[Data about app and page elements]
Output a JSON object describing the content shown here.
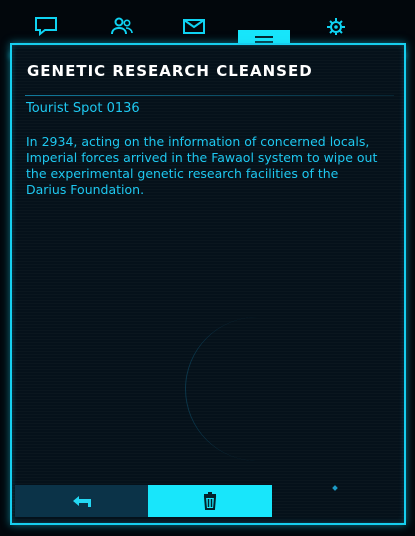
{
  "tabs": [
    {
      "icon": "chat-icon"
    },
    {
      "icon": "friends-icon"
    },
    {
      "icon": "mail-icon"
    },
    {
      "icon": "menu-icon",
      "active": true
    },
    {
      "icon": "gear-icon"
    }
  ],
  "article": {
    "title": "GENETIC RESEARCH CLEANSED",
    "subtitle": "Tourist Spot 0136",
    "body": "In 2934, acting on the information of concerned locals, Imperial forces arrived in the Fawaol system to wipe out the experimental genetic research facilities of the Darius Foundation."
  },
  "buttons": {
    "back_icon": "back-arrow-icon",
    "delete_icon": "trash-icon"
  },
  "colors": {
    "accent": "#18e6fb",
    "text": "#1ec8f0",
    "background": "#05111a"
  }
}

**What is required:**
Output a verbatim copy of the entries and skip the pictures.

**Solution below:**
Output a JSON object describing the content shown here.
{
  "tabs": [
    {
      "icon": "chat-icon"
    },
    {
      "icon": "friends-icon"
    },
    {
      "icon": "mail-icon"
    },
    {
      "icon": "menu-icon",
      "active": true
    },
    {
      "icon": "gear-icon"
    }
  ],
  "article": {
    "title": "GENETIC RESEARCH CLEANSED",
    "subtitle": "Tourist Spot 0136",
    "body": "In 2934, acting on the information of concerned locals, Imperial forces arrived in the Fawaol system to wipe out the experimental genetic research facilities of the Darius Foundation."
  },
  "buttons": {
    "back_icon": "back-arrow-icon",
    "delete_icon": "trash-icon"
  },
  "colors": {
    "accent": "#18e6fb",
    "text": "#1ec8f0",
    "background": "#05111a"
  }
}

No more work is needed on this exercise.